Particular skills are required in a novel the size of Penny Vincenzi's Something Dangerous: strong, powerfully drawn characters, yes; colourful, authentic scene-setting, of course. But what's needed above all else is organisation: an author must know how to bring together all the elements to create an inexorable hold on the reader. It's no surprise to find Vincenzi doing just that. Through such engrossing novels as Another Woman, Forbidden Places and No Angel, she has effortlessly woven an unbreakable spell that ensures few readers will be able to put her intelligently written romantic sagas down.
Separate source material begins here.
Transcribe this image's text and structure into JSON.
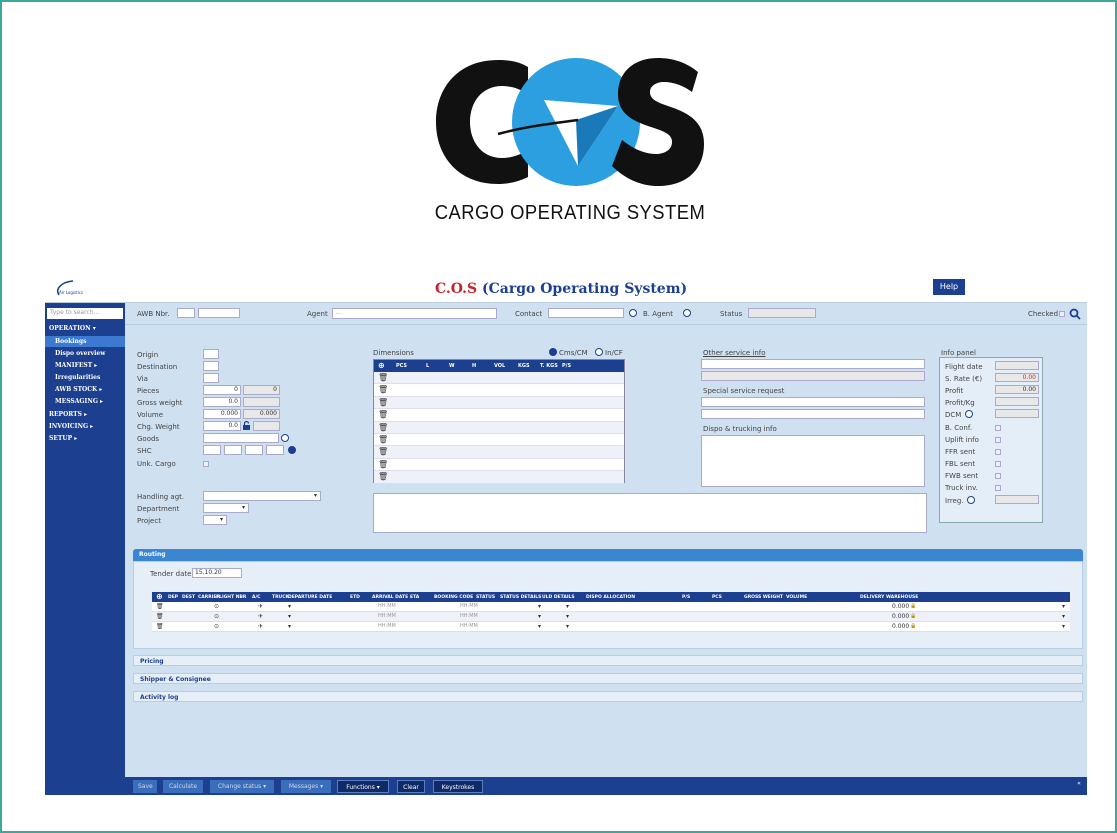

Something Dangerous (like No Angel) introduces a sharply observed element of social commentary into its epic-saga format, along with a vivid panoply of international history from the frantic 20s to the two World Wars. Adele and Venetia Lytton are twins enjoying all the social prestige and wealth that their position as daughters of the founder of a highly successful publishing empire can give them. At the age of 18, they make up for a lack of formal education with confidence and cheek that isn't too far from arrogance. As the 30s begin, the twins put the horrors of the 1914 conflict behind them--but their adulthood coincides with the sinister rise of Nazi Germany. Soon, their privileged position comes to seem hollow indeed: Venetia finds that being trapped in a grim marriage is only the beginning of her misery, while Adele struggles to bring up two young children in a Paris that is being engulfed by the war. Then there is Bart Miller, taken from the slums by the twins' mother and more able to cope with life than Adele or Venetia. And crucial to the narrative is Laurence Elliott, a scion of the family's New York members, single-mindedly pursuing an almost obsessive love. The interaction of Vincenzi's fascinatingly rendered cast is choreographed with her usual aplomb, and the epic backdrop never dwarfs the agonies and ecstasies of her characters.--Barry Forshaw.